There are plenty of news articles containing false information about fentanyl online. One myth about the drug is that people are in danger of experiencing an overdose and dying from touching it. This particular story has appeared so much that it has become common knowledge. Unfortunately, it has been shared much more often than stories trying to explain that this is untrue, according to the results of a new study conducted by researchers at Northeastern University in Boston.
Fentanyl Facts and Figures
• Fentanyl is a synthetic opioid. This means it is manufactured in a laboratory as opposed to being derived from a natural source.
• It is 50-100x more potent than morphine.
• Fentanyl is used in hospitals to treat post-surgical patients experiencing severe pain. It may also be prescribed for some patients living with chronic pain who have developed a tolerance for other opioids. A tolerance occurs when someone has to take a higher dose or take a drug more frequently to get the desired result.
• Fentanyl and other opioids are the types of drugs responsible for the most overdose deaths in the US. In 2010, 14.3% of opioid-related deaths involved fentanyl. By 2017, that figure had jumped to 59%.
Illicit Form of Fentanyl Mixed with Heroin, Other Drugs
An illicit form of fentanyl has been introduced to the heroin supply in major cities over the past several years. Fentanyl is both stronger and cheaper than heroin (another opioid). Drug dealers used it to cut the heroin. Overdose rates soared among users who were not used to taking fentanyl-laced heroin as a result.
Professor Leo Beletsky, who is the lead author of the study which was published recently in the International Journal of Drug Policy, stated that fentanyl was “scary enough without making stuff up.” The professor of law and health sciences at Northeastern University went on to say that the public health implications of having fentanyl in the drug supply have been “absolutely catastrophic.”
Media Shares Misinformation About Fentanyl
The researchers examined 551 news articles on fentanyl overdoses published between 2015-2019. Of the articles looked at for the study, 506 were placed in the category of “spreading misinformation about fentanyl.” These articles contained information supporting the idea that either touching or inhaling a small amount of fentanyl is enough to cause an overdose or could even be fatal to first responders or the public.
These are the types of articles that gain traction and get shared on social media sites like Facebook. They end up being shared hundreds of thousands of times to an audience of close to 70 million people during the four-year period the researchers were examining.

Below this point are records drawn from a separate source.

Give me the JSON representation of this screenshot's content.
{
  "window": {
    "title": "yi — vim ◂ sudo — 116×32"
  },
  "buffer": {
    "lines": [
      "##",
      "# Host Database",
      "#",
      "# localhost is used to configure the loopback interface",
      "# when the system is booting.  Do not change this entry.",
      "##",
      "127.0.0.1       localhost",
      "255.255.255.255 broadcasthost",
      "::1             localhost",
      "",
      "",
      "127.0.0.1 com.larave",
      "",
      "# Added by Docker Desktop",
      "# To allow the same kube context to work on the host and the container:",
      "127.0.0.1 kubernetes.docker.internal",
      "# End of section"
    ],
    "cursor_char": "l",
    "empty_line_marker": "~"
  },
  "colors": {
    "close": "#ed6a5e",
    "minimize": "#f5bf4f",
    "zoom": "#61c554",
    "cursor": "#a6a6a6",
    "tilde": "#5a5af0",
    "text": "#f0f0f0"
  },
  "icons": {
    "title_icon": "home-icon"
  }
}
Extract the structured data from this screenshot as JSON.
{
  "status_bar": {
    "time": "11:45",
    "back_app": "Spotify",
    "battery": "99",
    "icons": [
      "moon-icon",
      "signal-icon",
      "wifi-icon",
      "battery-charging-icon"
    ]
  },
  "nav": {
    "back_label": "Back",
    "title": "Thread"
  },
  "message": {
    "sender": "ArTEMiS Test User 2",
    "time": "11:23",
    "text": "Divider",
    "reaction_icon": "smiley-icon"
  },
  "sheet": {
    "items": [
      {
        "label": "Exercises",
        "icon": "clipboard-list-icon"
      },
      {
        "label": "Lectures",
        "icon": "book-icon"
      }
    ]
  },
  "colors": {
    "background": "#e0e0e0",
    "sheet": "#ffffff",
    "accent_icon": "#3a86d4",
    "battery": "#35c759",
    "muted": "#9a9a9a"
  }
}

Articles Dispelling Myths Get Less Attention
The other 45 articles in the study attempted to correct the misinformation about fentanyl. They only received about one-tenth of the exposure of the articles with the misinformation. Professor Beletsky explained that the myth that someone can overdose simply by touching fentanyl is definitely false, but it is one that is still being shared most often online. He continued by saying that a lot of the misinformation is spread by reporters who repeat encounters from law enforcement officers with fentanyl without getting further information from addiction experts.
Several articles in the study contain accounts of police officers encountering fentanyl (or an unknown powder that the officer believes is fentanyl). The officer experiences a physical reaction at the time. In some instances, their symptoms are consistent with panic attacks (shortness of breath, loss of blood flow to the face, and disorientation) but not a drug overdose. Keep in mind that fentanyl can’t be absorbed through the skin in sufficient quantities to cause an overdose.
Symptoms of opioid overdose can include the following:
• Blue or grey appearance to skin
• Lack of responsiveness to outside stimuli
• Loss of consciousness
• Slow, erratic pulse (pulse may become undetectable)
• Slow, shallow breathing (breathing may stop)
First Responders and Public May be Influenced by Misinformation
If first responders and bystanders are being influenced by the misinformation being published online, they may hesitate to offer assistance to someone who has overdosed on fentanyl. This may lead to severe consequences for the overdose victim.
Professor Beletsky calls on advocates to do their part to educate the public and reporters about the misinformation being reported in the media. They have a role to play in correcting the record in the articles that are spreading myths about fentanyl.